=== SUPPLIED DATA ===
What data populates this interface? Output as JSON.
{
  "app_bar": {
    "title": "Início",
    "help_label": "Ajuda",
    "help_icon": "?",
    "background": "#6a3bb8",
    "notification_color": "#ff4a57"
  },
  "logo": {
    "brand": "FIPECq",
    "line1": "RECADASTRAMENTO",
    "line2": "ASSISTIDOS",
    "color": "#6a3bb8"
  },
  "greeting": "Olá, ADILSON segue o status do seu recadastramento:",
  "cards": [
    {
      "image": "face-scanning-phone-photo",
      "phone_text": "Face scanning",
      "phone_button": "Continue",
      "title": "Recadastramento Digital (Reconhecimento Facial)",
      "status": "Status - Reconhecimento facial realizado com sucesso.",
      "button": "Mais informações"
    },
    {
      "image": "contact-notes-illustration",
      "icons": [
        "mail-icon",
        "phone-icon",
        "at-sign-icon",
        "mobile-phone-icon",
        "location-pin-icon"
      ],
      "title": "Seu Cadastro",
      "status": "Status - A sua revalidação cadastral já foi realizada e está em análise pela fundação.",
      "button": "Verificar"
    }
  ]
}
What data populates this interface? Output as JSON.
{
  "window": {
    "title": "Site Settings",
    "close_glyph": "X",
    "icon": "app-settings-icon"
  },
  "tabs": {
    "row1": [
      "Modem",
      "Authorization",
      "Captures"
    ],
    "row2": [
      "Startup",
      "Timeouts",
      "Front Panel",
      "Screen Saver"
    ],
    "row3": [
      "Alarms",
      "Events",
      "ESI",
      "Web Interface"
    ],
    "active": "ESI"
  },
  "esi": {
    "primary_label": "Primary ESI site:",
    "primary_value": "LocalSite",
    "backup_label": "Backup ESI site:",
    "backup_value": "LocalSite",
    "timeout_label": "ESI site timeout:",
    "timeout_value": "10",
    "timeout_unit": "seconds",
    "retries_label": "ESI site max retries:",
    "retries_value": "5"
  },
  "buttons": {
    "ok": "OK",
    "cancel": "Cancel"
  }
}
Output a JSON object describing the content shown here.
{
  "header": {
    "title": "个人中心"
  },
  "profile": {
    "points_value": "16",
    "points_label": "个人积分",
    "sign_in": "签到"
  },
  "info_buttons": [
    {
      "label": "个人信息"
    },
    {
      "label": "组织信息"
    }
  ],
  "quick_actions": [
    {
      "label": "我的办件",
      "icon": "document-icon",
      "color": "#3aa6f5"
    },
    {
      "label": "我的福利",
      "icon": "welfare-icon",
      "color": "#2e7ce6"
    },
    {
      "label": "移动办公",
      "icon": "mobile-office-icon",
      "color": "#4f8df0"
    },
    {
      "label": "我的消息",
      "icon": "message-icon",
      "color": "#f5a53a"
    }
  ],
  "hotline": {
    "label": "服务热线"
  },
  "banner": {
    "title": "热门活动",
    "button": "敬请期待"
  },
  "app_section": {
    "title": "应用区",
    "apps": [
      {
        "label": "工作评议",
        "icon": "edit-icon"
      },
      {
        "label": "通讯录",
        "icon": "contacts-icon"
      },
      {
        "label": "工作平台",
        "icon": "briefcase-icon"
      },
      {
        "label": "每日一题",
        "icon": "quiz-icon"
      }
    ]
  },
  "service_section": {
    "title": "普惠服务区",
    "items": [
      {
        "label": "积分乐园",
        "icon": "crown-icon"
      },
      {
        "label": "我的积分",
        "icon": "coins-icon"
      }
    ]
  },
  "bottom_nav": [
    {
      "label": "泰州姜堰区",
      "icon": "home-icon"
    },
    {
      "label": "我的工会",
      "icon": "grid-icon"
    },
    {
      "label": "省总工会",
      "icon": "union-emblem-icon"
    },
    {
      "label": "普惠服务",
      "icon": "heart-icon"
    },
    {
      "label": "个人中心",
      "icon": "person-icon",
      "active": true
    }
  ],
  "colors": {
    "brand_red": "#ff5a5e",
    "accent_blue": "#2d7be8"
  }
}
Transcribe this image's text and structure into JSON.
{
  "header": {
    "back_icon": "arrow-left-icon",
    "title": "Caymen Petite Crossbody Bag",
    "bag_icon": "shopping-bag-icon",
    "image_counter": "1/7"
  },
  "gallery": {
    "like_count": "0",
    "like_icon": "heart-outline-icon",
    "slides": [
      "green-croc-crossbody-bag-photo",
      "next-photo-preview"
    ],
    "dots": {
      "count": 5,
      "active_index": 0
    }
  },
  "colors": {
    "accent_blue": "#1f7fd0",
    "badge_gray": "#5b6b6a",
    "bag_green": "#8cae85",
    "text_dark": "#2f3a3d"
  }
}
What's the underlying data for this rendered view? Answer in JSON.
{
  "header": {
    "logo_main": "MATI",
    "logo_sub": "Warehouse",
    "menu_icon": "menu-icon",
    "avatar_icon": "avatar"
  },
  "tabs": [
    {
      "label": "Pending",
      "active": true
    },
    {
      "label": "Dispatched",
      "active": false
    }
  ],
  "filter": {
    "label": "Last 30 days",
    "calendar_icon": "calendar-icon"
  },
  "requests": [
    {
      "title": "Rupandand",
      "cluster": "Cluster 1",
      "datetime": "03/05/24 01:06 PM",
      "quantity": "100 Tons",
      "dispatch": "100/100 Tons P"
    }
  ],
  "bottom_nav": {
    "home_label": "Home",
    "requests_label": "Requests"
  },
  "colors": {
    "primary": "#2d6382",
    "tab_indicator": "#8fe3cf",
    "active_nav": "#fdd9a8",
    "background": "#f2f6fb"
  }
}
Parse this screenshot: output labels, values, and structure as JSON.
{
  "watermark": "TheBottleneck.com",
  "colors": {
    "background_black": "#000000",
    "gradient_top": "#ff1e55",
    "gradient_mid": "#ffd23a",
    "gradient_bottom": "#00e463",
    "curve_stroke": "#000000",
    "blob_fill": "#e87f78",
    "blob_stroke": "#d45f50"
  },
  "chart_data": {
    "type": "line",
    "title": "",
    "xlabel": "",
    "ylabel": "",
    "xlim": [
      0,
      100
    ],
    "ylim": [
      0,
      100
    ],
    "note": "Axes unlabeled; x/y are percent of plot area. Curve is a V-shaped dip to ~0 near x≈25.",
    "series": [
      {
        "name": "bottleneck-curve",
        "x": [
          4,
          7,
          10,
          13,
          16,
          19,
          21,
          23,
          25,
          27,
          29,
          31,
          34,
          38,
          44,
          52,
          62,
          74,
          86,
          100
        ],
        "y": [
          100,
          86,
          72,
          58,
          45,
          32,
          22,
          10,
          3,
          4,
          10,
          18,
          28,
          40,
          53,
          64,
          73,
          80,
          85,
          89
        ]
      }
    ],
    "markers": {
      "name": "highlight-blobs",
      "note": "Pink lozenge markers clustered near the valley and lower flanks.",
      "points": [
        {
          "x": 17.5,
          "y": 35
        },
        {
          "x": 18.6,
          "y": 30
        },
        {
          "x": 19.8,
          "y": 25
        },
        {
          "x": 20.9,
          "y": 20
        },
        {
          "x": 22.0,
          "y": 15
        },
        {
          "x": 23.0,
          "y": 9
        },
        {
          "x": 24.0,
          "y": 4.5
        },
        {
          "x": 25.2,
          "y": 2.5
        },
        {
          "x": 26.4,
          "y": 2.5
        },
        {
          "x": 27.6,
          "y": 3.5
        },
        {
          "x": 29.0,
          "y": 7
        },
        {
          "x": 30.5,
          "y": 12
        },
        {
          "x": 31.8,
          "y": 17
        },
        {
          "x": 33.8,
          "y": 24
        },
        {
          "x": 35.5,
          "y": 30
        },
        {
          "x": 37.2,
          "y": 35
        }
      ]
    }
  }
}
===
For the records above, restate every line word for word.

_SOLUTION TO THIS PROBLEM_
What data populates this interface? Output as JSON.
{
  "app_bar": {
    "title": "Início",
    "help_label": "Ajuda",
    "help_icon": "?",
    "background": "#6a3bb8",
    "notification_color": "#ff4a57"
  },
  "logo": {
    "brand": "FIPECq",
    "line1": "RECADASTRAMENTO",
    "line2": "ASSISTIDOS",
    "color": "#6a3bb8"
  },
  "greeting": "Olá, ADILSON segue o status do seu recadastramento:",
  "cards": [
    {
      "image": "face-scanning-phone-photo",
      "phone_text": "Face scanning",
      "phone_button": "Continue",
      "title": "Recadastramento Digital (Reconhecimento Facial)",
      "status": "Status - Reconhecimento facial realizado com sucesso.",
      "button": "Mais informações"
    },
    {
      "image": "contact-notes-illustration",
      "icons": [
        "mail-icon",
        "phone-icon",
        "at-sign-icon",
        "mobile-phone-icon",
        "location-pin-icon"
      ],
      "title": "Seu Cadastro",
      "status": "Status - A sua revalidação cadastral já foi realizada e está em análise pela fundação.",
      "button": "Verificar"
    }
  ]
}
What data populates this interface? Output as JSON.
{
  "window": {
    "title": "Site Settings",
    "close_glyph": "X",
    "icon": "app-settings-icon"
  },
  "tabs": {
    "row1": [
      "Modem",
      "Authorization",
      "Captures"
    ],
    "row2": [
      "Startup",
      "Timeouts",
      "Front Panel",
      "Screen Saver"
    ],
    "row3": [
      "Alarms",
      "Events",
      "ESI",
      "Web Interface"
    ],
    "active": "ESI"
  },
  "esi": {
    "primary_label": "Primary ESI site:",
    "primary_value": "LocalSite",
    "backup_label": "Backup ESI site:",
    "backup_value": "LocalSite",
    "timeout_label": "ESI site timeout:",
    "timeout_value": "10",
    "timeout_unit": "seconds",
    "retries_label": "ESI site max retries:",
    "retries_value": "5"
  },
  "buttons": {
    "ok": "OK",
    "cancel": "Cancel"
  }
}
Output a JSON object describing the content shown here.
{
  "header": {
    "title": "个人中心"
  },
  "profile": {
    "points_value": "16",
    "points_label": "个人积分",
    "sign_in": "签到"
  },
  "info_buttons": [
    {
      "label": "个人信息"
    },
    {
      "label": "组织信息"
    }
  ],
  "quick_actions": [
    {
      "label": "我的办件",
      "icon": "document-icon",
      "color": "#3aa6f5"
    },
    {
      "label": "我的福利",
      "icon": "welfare-icon",
      "color": "#2e7ce6"
    },
    {
      "label": "移动办公",
      "icon": "mobile-office-icon",
      "color": "#4f8df0"
    },
    {
      "label": "我的消息",
      "icon": "message-icon",
      "color": "#f5a53a"
    }
  ],
  "hotline": {
    "label": "服务热线"
  },
  "banner": {
    "title": "热门活动",
    "button": "敬请期待"
  },
  "app_section": {
    "title": "应用区",
    "apps": [
      {
        "label": "工作评议",
        "icon": "edit-icon"
      },
      {
        "label": "通讯录",
        "icon": "contacts-icon"
      },
      {
        "label": "工作平台",
        "icon": "briefcase-icon"
      },
      {
        "label": "每日一题",
        "icon": "quiz-icon"
      }
    ]
  },
  "service_section": {
    "title": "普惠服务区",
    "items": [
      {
        "label": "积分乐园",
        "icon": "crown-icon"
      },
      {
        "label": "我的积分",
        "icon": "coins-icon"
      }
    ]
  },
  "bottom_nav": [
    {
      "label": "泰州姜堰区",
      "icon": "home-icon"
    },
    {
      "label": "我的工会",
      "icon": "grid-icon"
    },
    {
      "label": "省总工会",
      "icon": "union-emblem-icon"
    },
    {
      "label": "普惠服务",
      "icon": "heart-icon"
    },
    {
      "label": "个人中心",
      "icon": "person-icon",
      "active": true
    }
  ],
  "colors": {
    "brand_red": "#ff5a5e",
    "accent_blue": "#2d7be8"
  }
}
Transcribe this image's text and structure into JSON.
{
  "header": {
    "back_icon": "arrow-left-icon",
    "title": "Caymen Petite Crossbody Bag",
    "bag_icon": "shopping-bag-icon",
    "image_counter": "1/7"
  },
  "gallery": {
    "like_count": "0",
    "like_icon": "heart-outline-icon",
    "slides": [
      "green-croc-crossbody-bag-photo",
      "next-photo-preview"
    ],
    "dots": {
      "count": 5,
      "active_index": 0
    }
  },
  "colors": {
    "accent_blue": "#1f7fd0",
    "badge_gray": "#5b6b6a",
    "bag_green": "#8cae85",
    "text_dark": "#2f3a3d"
  }
}
What's the underlying data for this rendered view? Answer in JSON.
{
  "header": {
    "logo_main": "MATI",
    "logo_sub": "Warehouse",
    "menu_icon": "menu-icon",
    "avatar_icon": "avatar"
  },
  "tabs": [
    {
      "label": "Pending",
      "active": true
    },
    {
      "label": "Dispatched",
      "active": false
    }
  ],
  "filter": {
    "label": "Last 30 days",
    "calendar_icon": "calendar-icon"
  },
  "requests": [
    {
      "title": "Rupandand",
      "cluster": "Cluster 1",
      "datetime": "03/05/24 01:06 PM",
      "quantity": "100 Tons",
      "dispatch": "100/100 Tons P"
    }
  ],
  "bottom_nav": {
    "home_label": "Home",
    "requests_label": "Requests"
  },
  "colors": {
    "primary": "#2d6382",
    "tab_indicator": "#8fe3cf",
    "active_nav": "#fdd9a8",
    "background": "#f2f6fb"
  }
}
Parse this screenshot: output labels, values, and structure as JSON.
{
  "watermark": "TheBottleneck.com",
  "colors": {
    "background_black": "#000000",
    "gradient_top": "#ff1e55",
    "gradient_mid": "#ffd23a",
    "gradient_bottom": "#00e463",
    "curve_stroke": "#000000",
    "blob_fill": "#e87f78",
    "blob_stroke": "#d45f50"
  },
  "chart_data": {
    "type": "line",
    "title": "",
    "xlabel": "",
    "ylabel": "",
    "xlim": [
      0,
      100
    ],
    "ylim": [
      0,
      100
    ],
    "note": "Axes unlabeled; x/y are percent of plot area. Curve is a V-shaped dip to ~0 near x≈25.",
    "series": [
      {
        "name": "bottleneck-curve",
        "x": [
          4,
          7,
          10,
          13,
          16,
          19,
          21,
          23,
          25,
          27,
          29,
          31,
          34,
          38,
          44,
          52,
          62,
          74,
          86,
          100
        ],
        "y": [
          100,
          86,
          72,
          58,
          45,
          32,
          22,
          10,
          3,
          4,
          10,
          18,
          28,
          40,
          53,
          64,
          73,
          80,
          85,
          89
        ]
      }
    ],
    "markers": {
      "name": "highlight-blobs",
      "note": "Pink lozenge markers clustered near the valley and lower flanks.",
      "points": [
        {
          "x": 17.5,
          "y": 35
        },
        {
          "x": 18.6,
          "y": 30
        },
        {
          "x": 19.8,
          "y": 25
        },
        {
          "x": 20.9,
          "y": 20
        },
        {
          "x": 22.0,
          "y": 15
        },
        {
          "x": 23.0,
          "y": 9
        },
        {
          "x": 24.0,
          "y": 4.5
        },
        {
          "x": 25.2,
          "y": 2.5
        },
        {
          "x": 26.4,
          "y": 2.5
        },
        {
          "x": 27.6,
          "y": 3.5
        },
        {
          "x": 29.0,
          "y": 7
        },
        {
          "x": 30.5,
          "y": 12
        },
        {
          "x": 31.8,
          "y": 17
        },
        {
          "x": 33.8,
          "y": 24
        },
        {
          "x": 35.5,
          "y": 30
        },
        {
          "x": 37.2,
          "y": 35
        }
      ]
    }
  }
}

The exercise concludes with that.